The finished copy should match every record exactly and contain no pictures.

'''

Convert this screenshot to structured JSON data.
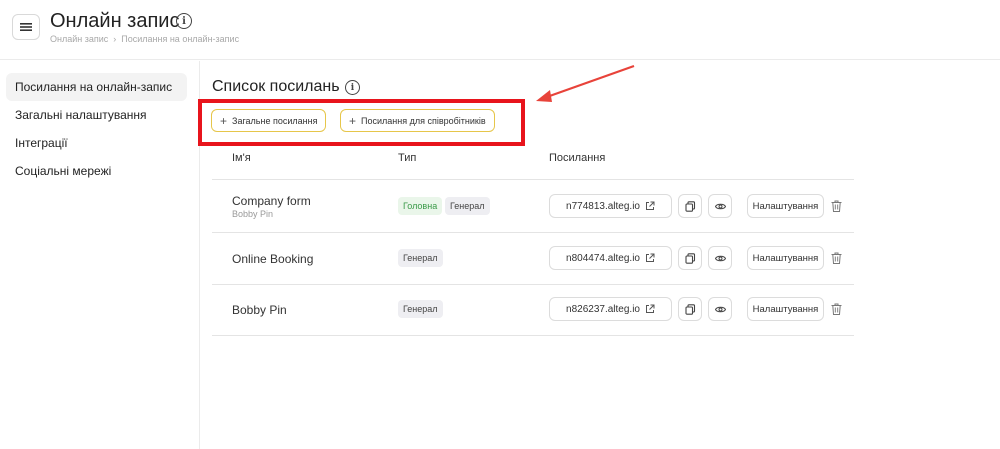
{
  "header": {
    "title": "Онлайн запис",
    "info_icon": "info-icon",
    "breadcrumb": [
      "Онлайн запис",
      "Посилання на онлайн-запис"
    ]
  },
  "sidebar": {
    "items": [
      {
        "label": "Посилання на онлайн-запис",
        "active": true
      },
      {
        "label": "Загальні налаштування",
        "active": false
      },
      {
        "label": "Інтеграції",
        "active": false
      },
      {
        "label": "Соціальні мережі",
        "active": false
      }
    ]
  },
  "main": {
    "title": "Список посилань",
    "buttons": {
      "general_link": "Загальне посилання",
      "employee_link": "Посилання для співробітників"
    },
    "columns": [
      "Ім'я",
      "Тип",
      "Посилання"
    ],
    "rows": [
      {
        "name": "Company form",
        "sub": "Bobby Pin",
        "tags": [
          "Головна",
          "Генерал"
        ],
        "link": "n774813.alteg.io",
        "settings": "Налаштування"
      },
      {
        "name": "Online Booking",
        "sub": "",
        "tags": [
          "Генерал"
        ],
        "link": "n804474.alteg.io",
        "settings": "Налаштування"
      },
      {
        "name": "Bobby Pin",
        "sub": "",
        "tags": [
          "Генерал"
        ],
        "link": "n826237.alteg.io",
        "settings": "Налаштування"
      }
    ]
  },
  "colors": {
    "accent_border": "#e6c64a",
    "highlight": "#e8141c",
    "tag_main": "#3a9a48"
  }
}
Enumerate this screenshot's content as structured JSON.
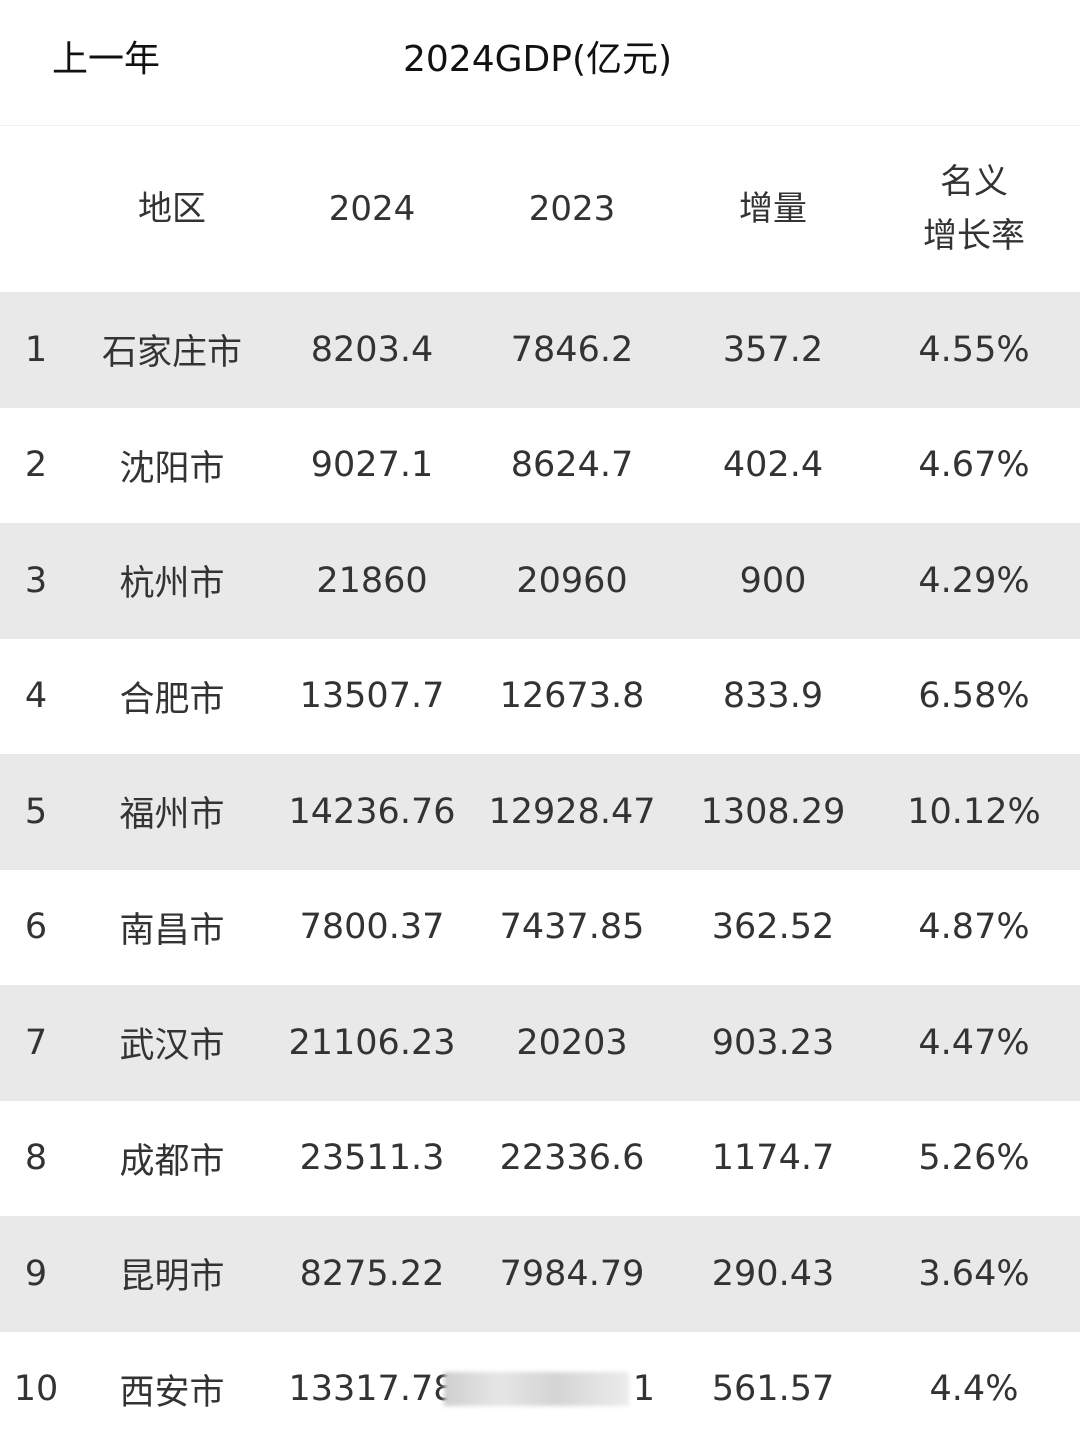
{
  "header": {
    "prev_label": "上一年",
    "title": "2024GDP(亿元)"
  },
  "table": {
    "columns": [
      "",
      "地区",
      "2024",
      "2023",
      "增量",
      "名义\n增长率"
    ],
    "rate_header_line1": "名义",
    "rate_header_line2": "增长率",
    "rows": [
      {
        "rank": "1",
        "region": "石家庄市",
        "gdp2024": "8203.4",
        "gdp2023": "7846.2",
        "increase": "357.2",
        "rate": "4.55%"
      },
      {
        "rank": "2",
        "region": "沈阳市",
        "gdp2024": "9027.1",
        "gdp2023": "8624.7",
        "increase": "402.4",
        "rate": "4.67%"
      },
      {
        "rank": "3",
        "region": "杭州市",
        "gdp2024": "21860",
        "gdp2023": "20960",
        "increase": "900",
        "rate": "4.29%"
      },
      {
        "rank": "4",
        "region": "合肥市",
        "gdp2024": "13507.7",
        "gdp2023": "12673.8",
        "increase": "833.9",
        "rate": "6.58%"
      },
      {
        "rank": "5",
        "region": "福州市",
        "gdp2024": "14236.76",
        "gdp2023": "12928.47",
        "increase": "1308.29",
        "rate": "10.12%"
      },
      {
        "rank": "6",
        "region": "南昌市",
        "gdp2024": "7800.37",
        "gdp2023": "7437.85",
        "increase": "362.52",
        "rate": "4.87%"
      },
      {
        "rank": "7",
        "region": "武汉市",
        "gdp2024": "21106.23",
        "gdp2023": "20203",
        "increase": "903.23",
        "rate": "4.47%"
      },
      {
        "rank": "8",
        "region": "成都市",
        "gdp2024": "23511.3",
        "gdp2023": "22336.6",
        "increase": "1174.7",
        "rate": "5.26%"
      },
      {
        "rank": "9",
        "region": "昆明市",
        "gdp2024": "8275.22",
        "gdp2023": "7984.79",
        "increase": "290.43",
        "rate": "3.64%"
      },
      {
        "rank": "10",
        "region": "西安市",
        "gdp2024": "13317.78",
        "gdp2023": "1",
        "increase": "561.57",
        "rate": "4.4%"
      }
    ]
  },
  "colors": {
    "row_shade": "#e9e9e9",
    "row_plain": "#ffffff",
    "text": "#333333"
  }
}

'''

- Result for this exercise
Convert this screenshot to structured JSON data.
{
  "header": {
    "title": "Онлайн запис",
    "info_icon": "info-icon",
    "breadcrumb": [
      "Онлайн запис",
      "Посилання на онлайн-запис"
    ]
  },
  "sidebar": {
    "items": [
      {
        "label": "Посилання на онлайн-запис",
        "active": true
      },
      {
        "label": "Загальні налаштування",
        "active": false
      },
      {
        "label": "Інтеграції",
        "active": false
      },
      {
        "label": "Соціальні мережі",
        "active": false
      }
    ]
  },
  "main": {
    "title": "Список посилань",
    "buttons": {
      "general_link": "Загальне посилання",
      "employee_link": "Посилання для співробітників"
    },
    "columns": [
      "Ім'я",
      "Тип",
      "Посилання"
    ],
    "rows": [
      {
        "name": "Company form",
        "sub": "Bobby Pin",
        "tags": [
          "Головна",
          "Генерал"
        ],
        "link": "n774813.alteg.io",
        "settings": "Налаштування"
      },
      {
        "name": "Online Booking",
        "sub": "",
        "tags": [
          "Генерал"
        ],
        "link": "n804474.alteg.io",
        "settings": "Налаштування"
      },
      {
        "name": "Bobby Pin",
        "sub": "",
        "tags": [
          "Генерал"
        ],
        "link": "n826237.alteg.io",
        "settings": "Налаштування"
      }
    ]
  },
  "colors": {
    "accent_border": "#e6c64a",
    "highlight": "#e8141c",
    "tag_main": "#3a9a48"
  }
}
Enumerate this screenshot's content as structured JSON.
{
  "header": {
    "prev_label": "上一年",
    "title": "2024GDP(亿元)"
  },
  "table": {
    "columns": [
      "",
      "地区",
      "2024",
      "2023",
      "增量",
      "名义\n增长率"
    ],
    "rate_header_line1": "名义",
    "rate_header_line2": "增长率",
    "rows": [
      {
        "rank": "1",
        "region": "石家庄市",
        "gdp2024": "8203.4",
        "gdp2023": "7846.2",
        "increase": "357.2",
        "rate": "4.55%"
      },
      {
        "rank": "2",
        "region": "沈阳市",
        "gdp2024": "9027.1",
        "gdp2023": "8624.7",
        "increase": "402.4",
        "rate": "4.67%"
      },
      {
        "rank": "3",
        "region": "杭州市",
        "gdp2024": "21860",
        "gdp2023": "20960",
        "increase": "900",
        "rate": "4.29%"
      },
      {
        "rank": "4",
        "region": "合肥市",
        "gdp2024": "13507.7",
        "gdp2023": "12673.8",
        "increase": "833.9",
        "rate": "6.58%"
      },
      {
        "rank": "5",
        "region": "福州市",
        "gdp2024": "14236.76",
        "gdp2023": "12928.47",
        "increase": "1308.29",
        "rate": "10.12%"
      },
      {
        "rank": "6",
        "region": "南昌市",
        "gdp2024": "7800.37",
        "gdp2023": "7437.85",
        "increase": "362.52",
        "rate": "4.87%"
      },
      {
        "rank": "7",
        "region": "武汉市",
        "gdp2024": "21106.23",
        "gdp2023": "20203",
        "increase": "903.23",
        "rate": "4.47%"
      },
      {
        "rank": "8",
        "region": "成都市",
        "gdp2024": "23511.3",
        "gdp2023": "22336.6",
        "increase": "1174.7",
        "rate": "5.26%"
      },
      {
        "rank": "9",
        "region": "昆明市",
        "gdp2024": "8275.22",
        "gdp2023": "7984.79",
        "increase": "290.43",
        "rate": "3.64%"
      },
      {
        "rank": "10",
        "region": "西安市",
        "gdp2024": "13317.78",
        "gdp2023": "1",
        "increase": "561.57",
        "rate": "4.4%"
      }
    ]
  },
  "colors": {
    "row_shade": "#e9e9e9",
    "row_plain": "#ffffff",
    "text": "#333333"
  }
}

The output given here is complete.